The electric vehicle category is still relatively new, and the eight-year-old BMW i3 is one of the segment’s pioneers. Its funky body styling communicates that this isn’t an average car. Pricing for the i3 begins around $45,000, offering shoppers something different than the sports sedans BMW is known for selling.


The i3 is a compact hatchback with an electric motor providing 153 miles of range. You can also buy it with a gas engine as a long-range extender. It is still technically an electric car because the internal combustion engine does not operate the wheels; it works as an onboard generator, recharging the battery pack.

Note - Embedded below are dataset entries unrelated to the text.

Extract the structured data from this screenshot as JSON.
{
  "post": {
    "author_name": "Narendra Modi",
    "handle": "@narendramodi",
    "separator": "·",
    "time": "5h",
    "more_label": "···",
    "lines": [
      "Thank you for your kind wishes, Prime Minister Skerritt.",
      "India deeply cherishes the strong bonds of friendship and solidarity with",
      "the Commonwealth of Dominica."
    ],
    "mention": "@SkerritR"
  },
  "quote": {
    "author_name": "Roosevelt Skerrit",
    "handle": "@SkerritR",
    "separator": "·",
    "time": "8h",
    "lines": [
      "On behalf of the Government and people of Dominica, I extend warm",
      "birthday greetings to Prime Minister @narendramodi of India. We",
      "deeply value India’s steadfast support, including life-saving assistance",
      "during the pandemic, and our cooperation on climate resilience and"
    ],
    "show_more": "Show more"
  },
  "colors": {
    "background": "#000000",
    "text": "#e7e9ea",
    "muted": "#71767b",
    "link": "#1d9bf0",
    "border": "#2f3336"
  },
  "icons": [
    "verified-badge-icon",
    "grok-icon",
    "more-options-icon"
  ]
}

The i3’s novelties don’t stop there. Under the eye-catching sheet metal, its interior is impressive for its comfort and refinement. The i3 doesn’t look like other BMWs, but its handling is sporty. It’s quite fun to drive.

Browse BMW i3 listings here.

Nissan LEAF


Another originator of the electric category, the Nissan LEAF, has been a mainstay of the class over two generations of production. Its evergreen popularity is partly attributable to its price, starting under $32,000 before incentives. That puts it squarely up against hybrid cars from the likes of Honda and Toyota.


The LEAF uses a straightforward driving setup, with small hatchback proportions and front-wheel-drive. Its electric powertrain offers the equivalent of 111 mpg in mixed driving. Nissan’s standard active safety aids (ProPilot) help avoid accidents while out on the road.

There are some downsides to the LEAF’s low pricing. The back seat has limited legroom, meaning tall adults may feel a bit snug. The cabin is comfortable, with some of the best seats in its class, but refinement lags top rivals. The Nissan LEAF is an excellent first car for shoppers wanting electric driving without the complicated tech or a steep price tag.

Browse Nissan LEAF listings here.

Polestar 2


You would be forgiven for not having heard of Polestar. A subsidiary of Volvo, Polestar is a Swedish brand building high-performance electric vehicles. Like Volvos, they also emphasize vehicle safety and technology.


The Polestar 2 is the company’s sedan. There is also the Polestar 1, a much more expensive supercar. The 2 model starts around $60,000, its sleek body styling concealing a 408-hp electric powertrain and all-wheel-drive. Like other modern luxury cars, it features power-folding mirrors, a panoramic moonroof, and a motion-activated power liftgate.

The Polestar 2 is a great all-weather vehicle. Its spacious and elegant cabin has front and rear heated seats, a remote engine starter, and a heated steering wheel. Those in the back will appreciate the premium audio system and top-shelf standard trim.

How Are EVs Different?

Electric cars differ from most other vehicles on the road as they lack an engine. They require no gas, diesel, or other fuel. They run solely on electricity, provided to them by a roadside fast-charging station or a household power outlet. Recharging an electric car’s battery is as simple as refueling a gas tank. It does take a little longer, but EV technology is advancing every day, making the charging process faster than ever. Instead of an engine, the electric vehicle uses a large battery pack for storing electric charge, plus one or more electric motors for putting that power to work in the axles.

What Are the Benefits of EVs?

Buying an electric car can reap numerous benefits. The most obvious is the lack of carbon emissions. EVs emit zero emissions while driving, unlike other vehicles on the road, more efficient than gas engines, saving money for the vehicle owner. Electric vehicle’s near-silent operation and rapid acceleration make them pleasant roadgoing companions. Meanwhile, many states offer significant tax incentives on the purchase of an electric car.